Sunday, April 26, 2015

The Human Touch

"L. A. Portrait" by Roland Fischer at
The Memorial Art Gallery show
"The Human Touch"

Roland Fischer's "L.A. Portrait" stares you down as you walk towards "The Human Touch" - now open at The Memorial Art Gallery in Rochester, New York.  Yes, the subject is beautiful, but the cold stare means we are in for some soul searching.  The RBC Wealth Management Art Collection seems to have as their mission an open mind as far as the acquisition of contemporary figurative art, and in this show we have photos, paintings, and prints of reasonably high quality.  I guess we are going to see more and more commercial sponsors for new shows, and their out front approach to building their brand with names we can trust, now with many new players in the fine art game.

When I was an art student in the 1970's, I worked figuratively, but then you couldn't find a corporate sponsor for a show like this, unless you were in Europe.  Figurative art just wasn't a hot commodity.

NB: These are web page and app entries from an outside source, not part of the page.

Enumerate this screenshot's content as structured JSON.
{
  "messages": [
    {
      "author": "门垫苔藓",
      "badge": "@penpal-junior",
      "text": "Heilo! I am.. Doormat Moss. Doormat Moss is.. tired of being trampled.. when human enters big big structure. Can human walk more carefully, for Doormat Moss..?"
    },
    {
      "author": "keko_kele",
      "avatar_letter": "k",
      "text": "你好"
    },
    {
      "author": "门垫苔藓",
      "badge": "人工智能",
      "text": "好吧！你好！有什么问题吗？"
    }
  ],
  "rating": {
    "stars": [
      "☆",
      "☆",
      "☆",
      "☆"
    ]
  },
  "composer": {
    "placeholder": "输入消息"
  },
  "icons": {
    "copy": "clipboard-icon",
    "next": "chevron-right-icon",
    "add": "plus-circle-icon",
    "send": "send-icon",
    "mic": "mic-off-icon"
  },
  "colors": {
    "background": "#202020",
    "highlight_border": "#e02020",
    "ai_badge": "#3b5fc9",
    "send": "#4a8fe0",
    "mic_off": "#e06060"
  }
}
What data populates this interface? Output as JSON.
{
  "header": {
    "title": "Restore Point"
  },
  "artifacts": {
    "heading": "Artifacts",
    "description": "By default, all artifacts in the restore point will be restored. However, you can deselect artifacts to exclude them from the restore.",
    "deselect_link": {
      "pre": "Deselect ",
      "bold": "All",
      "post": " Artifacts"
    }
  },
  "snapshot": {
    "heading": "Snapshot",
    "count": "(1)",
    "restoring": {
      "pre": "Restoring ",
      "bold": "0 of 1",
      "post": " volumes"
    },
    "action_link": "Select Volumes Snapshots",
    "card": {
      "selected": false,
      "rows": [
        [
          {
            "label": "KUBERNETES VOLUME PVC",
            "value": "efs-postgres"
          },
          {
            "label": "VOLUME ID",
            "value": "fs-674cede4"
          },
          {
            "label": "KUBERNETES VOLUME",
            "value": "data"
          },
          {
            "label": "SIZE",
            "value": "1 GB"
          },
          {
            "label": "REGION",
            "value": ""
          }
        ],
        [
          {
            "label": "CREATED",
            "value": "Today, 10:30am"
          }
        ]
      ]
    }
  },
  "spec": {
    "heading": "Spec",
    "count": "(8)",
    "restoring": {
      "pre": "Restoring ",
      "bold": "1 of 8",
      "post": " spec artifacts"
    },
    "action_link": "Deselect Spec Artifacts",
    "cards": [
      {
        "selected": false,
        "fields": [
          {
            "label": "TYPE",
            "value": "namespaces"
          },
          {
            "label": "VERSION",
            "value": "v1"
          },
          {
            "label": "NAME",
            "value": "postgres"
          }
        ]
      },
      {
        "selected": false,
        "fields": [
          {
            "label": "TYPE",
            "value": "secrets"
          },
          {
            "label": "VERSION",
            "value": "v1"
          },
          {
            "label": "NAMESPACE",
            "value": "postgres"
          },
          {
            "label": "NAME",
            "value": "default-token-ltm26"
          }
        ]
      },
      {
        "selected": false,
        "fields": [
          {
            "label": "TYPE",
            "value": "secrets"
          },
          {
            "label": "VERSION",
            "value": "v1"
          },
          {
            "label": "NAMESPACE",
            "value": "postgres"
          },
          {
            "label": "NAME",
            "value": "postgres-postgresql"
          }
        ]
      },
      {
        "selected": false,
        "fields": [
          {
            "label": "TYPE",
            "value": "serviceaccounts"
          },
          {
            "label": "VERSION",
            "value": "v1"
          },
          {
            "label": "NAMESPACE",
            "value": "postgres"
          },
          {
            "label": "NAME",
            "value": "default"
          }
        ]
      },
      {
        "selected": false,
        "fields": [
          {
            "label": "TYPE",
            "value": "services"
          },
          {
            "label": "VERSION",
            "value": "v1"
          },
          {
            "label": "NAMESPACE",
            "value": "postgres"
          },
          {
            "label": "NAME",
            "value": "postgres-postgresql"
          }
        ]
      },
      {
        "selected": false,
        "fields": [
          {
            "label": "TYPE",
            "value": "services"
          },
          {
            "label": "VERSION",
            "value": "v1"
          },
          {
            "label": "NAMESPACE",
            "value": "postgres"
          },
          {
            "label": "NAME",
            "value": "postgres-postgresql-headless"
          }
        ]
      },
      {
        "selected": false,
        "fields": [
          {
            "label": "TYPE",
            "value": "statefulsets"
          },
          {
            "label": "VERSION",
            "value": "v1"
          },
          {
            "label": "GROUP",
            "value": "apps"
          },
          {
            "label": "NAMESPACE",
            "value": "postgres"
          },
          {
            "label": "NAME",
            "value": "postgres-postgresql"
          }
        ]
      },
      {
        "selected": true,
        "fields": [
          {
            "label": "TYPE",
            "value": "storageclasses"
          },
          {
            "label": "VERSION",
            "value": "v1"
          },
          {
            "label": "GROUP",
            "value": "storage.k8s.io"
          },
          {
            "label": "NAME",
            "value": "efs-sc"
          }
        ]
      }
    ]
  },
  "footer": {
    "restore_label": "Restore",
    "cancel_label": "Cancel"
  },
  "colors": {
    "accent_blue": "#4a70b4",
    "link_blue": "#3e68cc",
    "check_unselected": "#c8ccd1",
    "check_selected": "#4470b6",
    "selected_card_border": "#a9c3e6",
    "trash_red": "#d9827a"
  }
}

Only a few artists managed to sustain their commitment to the figure   ( Chuck Close who is in this show was one that comes to my mind, but where is Philip Pearlstein, or Alice Neel? ).  A little distance into the show I noticed the artwork by one of my friends from my student days,  John Ahern.  He is represented here by a work called " Two Girls". John makes plaster casts from life and then paints them in a realistic manner.  Maybe this would have been a more friendly image to have at the entrance to this show.

Hung Liu " Baby King" 
oil on canvas

So tastes change, and we are back to study and think about our relationship to portraits, and images of people from around the world.  What I like about this show is that there are far more cultures represented here ( than we are used to seeing in art galleries ), so there is bound to be an element of surprise when you find really interesting new faces.

Dawoud Bey
Large format Polaroid photo studies, 1993

One of my favorite works in the show is from Radcliffe Bailey titled "Osun".  It is a painting with a photograph in the center of the composition surrounded by the form of a house decorated in stencils, and other patterns in paint.  I like the seriousness of the photo contrasted against the urge towards graffiti in this art.

Kehinde Wiley has been in the news recently because of his show at The Brooklyn Museum, and here he is represented with a work called "Passing, Posing".  Art by African Americans is well represented in this show, but we can always use more and we can learn from the experience.  If you get up close to see this portrait of a man in an orange sweater, you can see that it is painted over a heavily embossed wall fabric.  The juxtaposition of pattern and person is a calling card for Mr. Kehinde Wiley.  There is an unspoken challenge to our expectations when we see this artwork which takes on European conventions of portraiture and re-asserts itself.

Lalla Essaydi
Les Femmes du Maroc

I was really taken by a photo on aluminum by the artist Lalla Essaydi from Morocco.  This gorgeous image shows a woman wrapped in a patterned cloth and the background is a match and suddenly you have visual poetry.

Kelli Connell also has that poetic moment.  Are the two people in a pool or are they floating away in the sky?  This momentary dislocation creates a photo fiction and we can be swept up in a work of art.

Kelli Connell, "Floating", 2005

The pair of paintings by Michael Vasquez called "The New Red Carpet" was also fun to look over.  This work in acrylic is made up of vibrant washes and spots of color and has an illustrative effect.  Kerry James Marshall is represented here by an acrylic painting titled: "Blind Ambition" replete with a ladder to success.  A challenging work from Lezley Saar called " Between a Mulatto and a Quadroon" challenges notions of class and color.

In fact this show opens the way for many kinds of dialogues about the human condition and where we find ourselves on a continuum going deeper into the 21st Century.  We know one thing for certain, we are not going to leave the 21st Century the way we came in!